● Exercise objective
Output the records that follow exactly as they are written.

** Available data follows **

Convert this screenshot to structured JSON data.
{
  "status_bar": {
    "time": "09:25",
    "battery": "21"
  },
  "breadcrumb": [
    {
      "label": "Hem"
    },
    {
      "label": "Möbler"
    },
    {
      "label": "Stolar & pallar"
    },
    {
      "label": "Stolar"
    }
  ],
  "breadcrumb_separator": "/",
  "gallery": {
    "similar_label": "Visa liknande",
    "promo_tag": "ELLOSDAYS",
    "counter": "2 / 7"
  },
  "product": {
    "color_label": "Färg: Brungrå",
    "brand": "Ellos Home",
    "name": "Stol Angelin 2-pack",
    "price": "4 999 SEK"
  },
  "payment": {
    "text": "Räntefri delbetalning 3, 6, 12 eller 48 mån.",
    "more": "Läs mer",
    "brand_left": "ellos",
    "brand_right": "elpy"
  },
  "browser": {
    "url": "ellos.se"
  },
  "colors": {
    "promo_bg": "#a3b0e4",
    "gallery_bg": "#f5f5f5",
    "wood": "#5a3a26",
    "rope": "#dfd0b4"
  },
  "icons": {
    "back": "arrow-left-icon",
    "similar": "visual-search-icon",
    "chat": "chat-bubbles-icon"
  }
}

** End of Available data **

● Task response
Convert this screenshot to structured JSON data.
{
  "status_bar": {
    "time": "09:25",
    "battery": "21"
  },
  "breadcrumb": [
    {
      "label": "Hem"
    },
    {
      "label": "Möbler"
    },
    {
      "label": "Stolar & pallar"
    },
    {
      "label": "Stolar"
    }
  ],
  "breadcrumb_separator": "/",
  "gallery": {
    "similar_label": "Visa liknande",
    "promo_tag": "ELLOSDAYS",
    "counter": "2 / 7"
  },
  "product": {
    "color_label": "Färg: Brungrå",
    "brand": "Ellos Home",
    "name": "Stol Angelin 2-pack",
    "price": "4 999 SEK"
  },
  "payment": {
    "text": "Räntefri delbetalning 3, 6, 12 eller 48 mån.",
    "more": "Läs mer",
    "brand_left": "ellos",
    "brand_right": "elpy"
  },
  "browser": {
    "url": "ellos.se"
  },
  "colors": {
    "promo_bg": "#a3b0e4",
    "gallery_bg": "#f5f5f5",
    "wood": "#5a3a26",
    "rope": "#dfd0b4"
  },
  "icons": {
    "back": "arrow-left-icon",
    "similar": "visual-search-icon",
    "chat": "chat-bubbles-icon"
  }
}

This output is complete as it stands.